Data about app and page elements
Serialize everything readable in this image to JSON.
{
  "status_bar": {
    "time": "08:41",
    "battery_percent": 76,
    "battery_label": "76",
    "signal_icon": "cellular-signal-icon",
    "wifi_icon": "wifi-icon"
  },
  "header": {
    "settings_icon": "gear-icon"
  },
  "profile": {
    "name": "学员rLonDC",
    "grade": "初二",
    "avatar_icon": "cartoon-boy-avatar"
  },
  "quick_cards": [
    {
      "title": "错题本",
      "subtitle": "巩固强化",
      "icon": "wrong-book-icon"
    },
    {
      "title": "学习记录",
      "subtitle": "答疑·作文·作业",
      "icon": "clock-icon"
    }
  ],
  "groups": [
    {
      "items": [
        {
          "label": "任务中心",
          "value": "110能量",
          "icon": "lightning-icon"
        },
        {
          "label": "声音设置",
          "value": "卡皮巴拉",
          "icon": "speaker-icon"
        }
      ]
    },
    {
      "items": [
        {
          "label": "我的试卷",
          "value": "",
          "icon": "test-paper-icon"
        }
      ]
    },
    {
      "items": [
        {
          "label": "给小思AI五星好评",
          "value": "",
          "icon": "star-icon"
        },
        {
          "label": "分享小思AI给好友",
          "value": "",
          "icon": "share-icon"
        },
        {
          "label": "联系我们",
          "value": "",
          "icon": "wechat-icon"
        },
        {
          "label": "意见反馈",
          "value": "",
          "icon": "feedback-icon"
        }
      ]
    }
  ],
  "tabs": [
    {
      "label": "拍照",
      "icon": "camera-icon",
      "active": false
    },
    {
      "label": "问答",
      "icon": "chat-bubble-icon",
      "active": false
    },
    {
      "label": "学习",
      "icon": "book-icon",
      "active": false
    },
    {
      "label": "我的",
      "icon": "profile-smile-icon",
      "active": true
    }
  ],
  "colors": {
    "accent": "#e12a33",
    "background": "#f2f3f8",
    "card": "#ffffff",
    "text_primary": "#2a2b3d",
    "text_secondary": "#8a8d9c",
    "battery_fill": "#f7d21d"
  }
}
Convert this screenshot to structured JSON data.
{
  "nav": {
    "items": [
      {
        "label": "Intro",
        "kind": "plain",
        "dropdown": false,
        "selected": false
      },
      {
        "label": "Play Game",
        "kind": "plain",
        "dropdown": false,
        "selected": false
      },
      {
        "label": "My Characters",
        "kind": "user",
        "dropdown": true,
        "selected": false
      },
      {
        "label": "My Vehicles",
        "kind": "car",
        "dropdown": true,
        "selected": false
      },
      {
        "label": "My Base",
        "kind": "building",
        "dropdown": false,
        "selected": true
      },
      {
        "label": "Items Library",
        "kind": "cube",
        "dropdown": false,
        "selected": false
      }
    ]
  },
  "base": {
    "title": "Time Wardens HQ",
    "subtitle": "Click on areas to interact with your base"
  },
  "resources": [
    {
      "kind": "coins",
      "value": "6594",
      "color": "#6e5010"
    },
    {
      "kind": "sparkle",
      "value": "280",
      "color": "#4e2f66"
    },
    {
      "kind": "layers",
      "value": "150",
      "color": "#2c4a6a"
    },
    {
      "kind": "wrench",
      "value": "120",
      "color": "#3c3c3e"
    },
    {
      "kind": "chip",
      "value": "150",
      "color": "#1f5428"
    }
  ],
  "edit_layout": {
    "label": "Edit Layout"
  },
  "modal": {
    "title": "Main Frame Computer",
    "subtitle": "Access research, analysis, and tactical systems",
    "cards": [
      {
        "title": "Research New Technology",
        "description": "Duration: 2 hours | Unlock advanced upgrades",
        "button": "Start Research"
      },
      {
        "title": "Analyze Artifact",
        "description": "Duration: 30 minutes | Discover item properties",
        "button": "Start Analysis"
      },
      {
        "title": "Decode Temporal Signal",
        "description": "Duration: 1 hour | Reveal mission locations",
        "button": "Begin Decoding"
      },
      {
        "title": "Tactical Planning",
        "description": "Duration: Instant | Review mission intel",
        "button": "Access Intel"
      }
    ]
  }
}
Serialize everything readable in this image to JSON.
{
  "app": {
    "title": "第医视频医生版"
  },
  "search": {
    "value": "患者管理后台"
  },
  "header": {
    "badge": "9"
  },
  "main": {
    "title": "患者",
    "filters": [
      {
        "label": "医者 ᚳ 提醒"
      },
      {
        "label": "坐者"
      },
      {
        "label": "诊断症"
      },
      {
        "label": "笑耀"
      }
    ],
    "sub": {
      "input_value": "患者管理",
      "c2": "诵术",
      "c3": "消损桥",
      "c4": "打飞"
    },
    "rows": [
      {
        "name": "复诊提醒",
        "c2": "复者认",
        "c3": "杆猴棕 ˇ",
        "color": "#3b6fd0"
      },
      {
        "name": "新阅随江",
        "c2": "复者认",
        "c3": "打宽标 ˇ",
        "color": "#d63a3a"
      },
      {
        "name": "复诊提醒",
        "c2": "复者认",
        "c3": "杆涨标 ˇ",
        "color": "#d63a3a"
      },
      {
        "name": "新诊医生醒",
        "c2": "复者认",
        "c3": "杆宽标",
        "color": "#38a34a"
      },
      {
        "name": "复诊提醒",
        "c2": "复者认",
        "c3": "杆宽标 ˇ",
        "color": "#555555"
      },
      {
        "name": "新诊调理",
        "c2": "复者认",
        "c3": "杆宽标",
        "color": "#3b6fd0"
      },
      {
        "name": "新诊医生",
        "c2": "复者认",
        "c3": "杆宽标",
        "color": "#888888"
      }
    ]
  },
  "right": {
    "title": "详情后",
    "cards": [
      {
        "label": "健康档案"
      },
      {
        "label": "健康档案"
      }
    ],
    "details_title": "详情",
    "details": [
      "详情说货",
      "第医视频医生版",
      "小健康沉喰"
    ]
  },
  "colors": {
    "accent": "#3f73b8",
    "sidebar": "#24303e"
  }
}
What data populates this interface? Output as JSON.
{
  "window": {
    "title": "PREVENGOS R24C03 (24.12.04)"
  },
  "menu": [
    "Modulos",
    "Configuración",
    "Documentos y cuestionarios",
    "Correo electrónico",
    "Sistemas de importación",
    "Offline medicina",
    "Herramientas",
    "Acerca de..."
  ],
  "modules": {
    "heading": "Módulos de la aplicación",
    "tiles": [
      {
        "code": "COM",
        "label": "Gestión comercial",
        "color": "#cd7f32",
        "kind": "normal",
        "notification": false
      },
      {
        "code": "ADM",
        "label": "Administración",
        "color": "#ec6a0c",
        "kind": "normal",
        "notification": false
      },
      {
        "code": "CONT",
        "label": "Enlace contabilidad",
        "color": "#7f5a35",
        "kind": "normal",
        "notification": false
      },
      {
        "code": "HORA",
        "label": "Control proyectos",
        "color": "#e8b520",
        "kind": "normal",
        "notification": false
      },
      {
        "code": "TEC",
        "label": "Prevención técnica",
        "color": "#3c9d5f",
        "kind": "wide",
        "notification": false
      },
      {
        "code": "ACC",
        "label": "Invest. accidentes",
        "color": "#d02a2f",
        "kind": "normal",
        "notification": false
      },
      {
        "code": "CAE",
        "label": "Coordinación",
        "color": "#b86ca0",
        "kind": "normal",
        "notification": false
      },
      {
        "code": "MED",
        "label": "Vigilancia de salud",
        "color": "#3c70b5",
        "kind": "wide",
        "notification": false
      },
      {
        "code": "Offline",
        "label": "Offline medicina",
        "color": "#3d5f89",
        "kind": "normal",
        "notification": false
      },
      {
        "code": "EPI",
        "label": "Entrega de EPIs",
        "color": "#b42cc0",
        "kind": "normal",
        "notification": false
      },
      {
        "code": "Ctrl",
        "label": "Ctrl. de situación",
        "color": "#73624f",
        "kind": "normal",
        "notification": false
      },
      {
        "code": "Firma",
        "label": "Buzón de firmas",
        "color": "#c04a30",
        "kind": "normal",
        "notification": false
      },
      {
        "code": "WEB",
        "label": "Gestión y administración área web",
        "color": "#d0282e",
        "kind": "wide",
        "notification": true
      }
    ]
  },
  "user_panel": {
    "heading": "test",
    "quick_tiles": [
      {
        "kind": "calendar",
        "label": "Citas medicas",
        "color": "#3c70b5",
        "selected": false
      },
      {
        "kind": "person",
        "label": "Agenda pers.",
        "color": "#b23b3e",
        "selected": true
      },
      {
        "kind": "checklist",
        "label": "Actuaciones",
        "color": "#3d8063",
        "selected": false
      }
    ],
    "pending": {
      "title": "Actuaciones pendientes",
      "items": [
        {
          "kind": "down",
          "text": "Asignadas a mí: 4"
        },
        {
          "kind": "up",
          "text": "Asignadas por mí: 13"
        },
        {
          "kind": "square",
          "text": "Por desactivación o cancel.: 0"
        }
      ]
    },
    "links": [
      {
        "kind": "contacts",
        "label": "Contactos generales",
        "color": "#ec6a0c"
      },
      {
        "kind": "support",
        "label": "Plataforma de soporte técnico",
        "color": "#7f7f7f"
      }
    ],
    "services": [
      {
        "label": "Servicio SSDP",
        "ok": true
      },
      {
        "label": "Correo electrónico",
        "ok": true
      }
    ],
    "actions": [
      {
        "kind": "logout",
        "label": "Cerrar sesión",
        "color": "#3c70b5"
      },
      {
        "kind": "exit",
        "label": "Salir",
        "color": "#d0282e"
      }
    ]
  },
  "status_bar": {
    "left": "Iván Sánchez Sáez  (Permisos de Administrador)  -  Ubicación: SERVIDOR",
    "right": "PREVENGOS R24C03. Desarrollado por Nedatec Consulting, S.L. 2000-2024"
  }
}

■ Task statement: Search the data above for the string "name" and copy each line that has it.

■ Completed exercise:
    "name": "学员rLonDC",
        "name": "复诊提醒",
        "name": "新阅随江",
        "name": "复诊提醒",
        "name": "新诊医生醒",
        "name": "复诊提醒",
        "name": "新诊调理",
        "name": "新诊医生",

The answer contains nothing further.